"Let's go get some dinner," Beckett said. "We'll check out the poker game after."
"I really don't think the marshal was killed because he won too much at poker."
"Maybe he lost," Beckett suggested, not really believing it. "Borrowed from the wrong people."
"Not if you listen to his partner."
"Then maybe someone there will know something," she said. "Come on. I'm starving."
The small restaurant was packed, which Beckett took to be a good sign. Of course, that might also have been because it was the only place on this station. Fortunately, the food proved edible, though most of it was reconstituted.
"How do people live out here?" Castle asked, poking at his plate. "Look, this apple is the only thing that wasn't freeze dried."
"It's going to get a lot worse if FTL travel turns out not to be safe," Beckett said.
"Then we'd better catch those pirates."
She shook her head. "Even if we do, chances are the technology's already spread." She started to say something else, then her attention was captured by a new group of diners entering the restaurant. Her eyes narrowed as she studied the man in the lead. "Castle..."
Puzzled, he turned in his seat to see what she was looking at. His eyes widened in surprise. "That guy in the brown coat looks kind of familiar."
"Well, they say everyone had a doppelganger," she said. "Unless you were involved in a cloning experiment."

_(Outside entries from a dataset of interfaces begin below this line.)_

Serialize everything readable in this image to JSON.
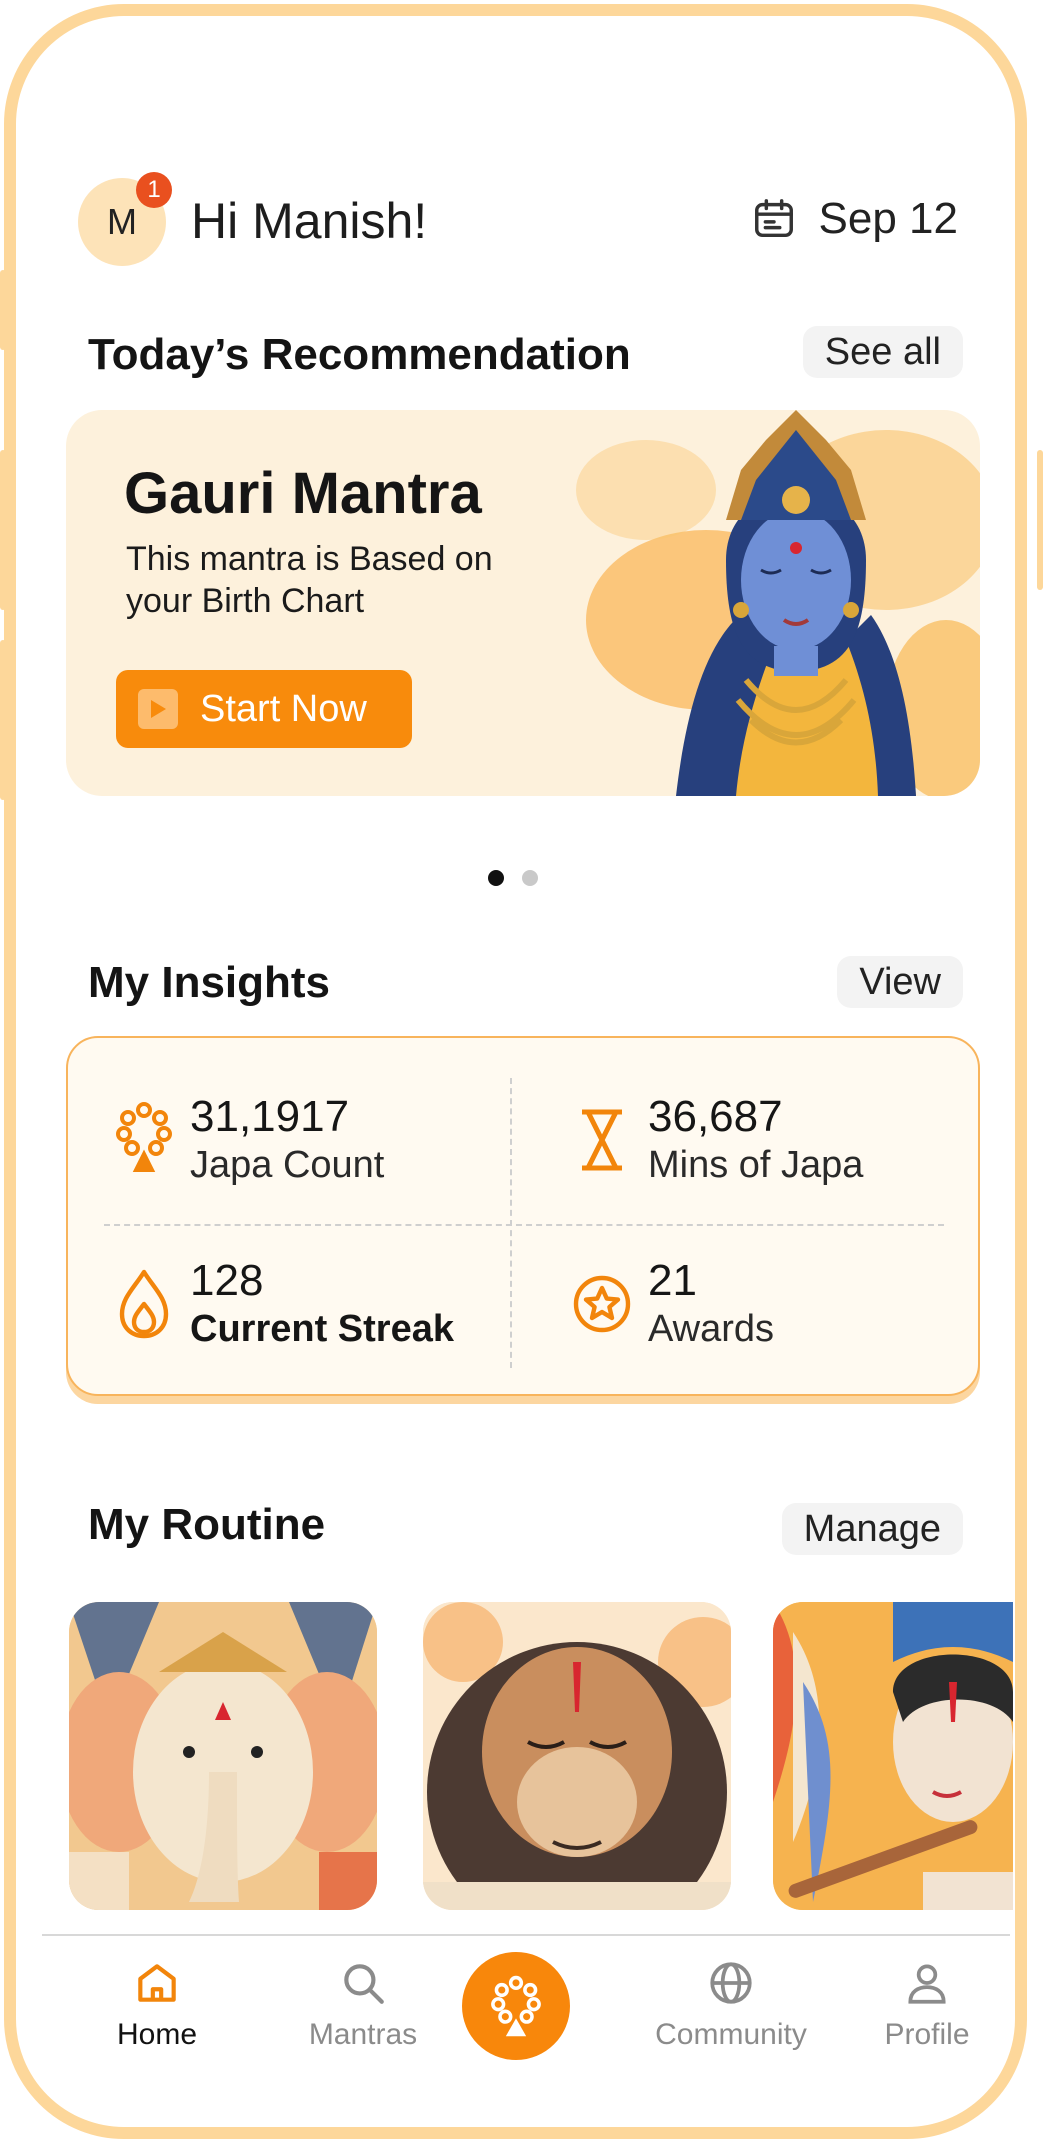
{
  "header": {
    "avatar_initial": "M",
    "notification_count": "1",
    "greeting": "Hi Manish!",
    "date": "Sep 12"
  },
  "recommendation": {
    "section_title": "Today’s Recommendation",
    "see_all_label": "See all",
    "card_title": "Gauri Mantra",
    "card_description": "This mantra is Based on your Birth Chart",
    "start_label": "Start Now",
    "carousel_active_index": 0,
    "carousel_count": 2
  },
  "insights": {
    "section_title": "My Insights",
    "view_label": "View",
    "stats": [
      {
        "value": "31,1917",
        "label": "Japa Count",
        "icon": "mala-beads-icon"
      },
      {
        "value": "36,687",
        "label": "Mins of Japa",
        "icon": "hourglass-icon"
      },
      {
        "value": "128",
        "label": "Current Streak",
        "icon": "flame-icon"
      },
      {
        "value": "21",
        "label": "Awards",
        "icon": "star-badge-icon"
      }
    ]
  },
  "routine": {
    "section_title": "My Routine",
    "manage_label": "Manage",
    "items": [
      {
        "name": "ganesha-illustration"
      },
      {
        "name": "hanuman-illustration"
      },
      {
        "name": "krishna-illustration"
      }
    ]
  },
  "nav": {
    "items": [
      {
        "label": "Home",
        "icon": "home-icon",
        "active": true
      },
      {
        "label": "Mantras",
        "icon": "search-icon",
        "active": false
      },
      {
        "label": "Community",
        "icon": "globe-icon",
        "active": false
      },
      {
        "label": "Profile",
        "icon": "user-icon",
        "active": false
      }
    ],
    "center_icon": "mala-beads-icon"
  },
  "colors": {
    "accent": "#f88b0c",
    "frame": "#fdd79a",
    "badge": "#e9501f",
    "card_bg": "#fdf1dc"
  }
}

"Definitely not," he said, turning back. "So about those pirates..."
This entry was originally posted at http://skieswideopen.dreamwidth.org/162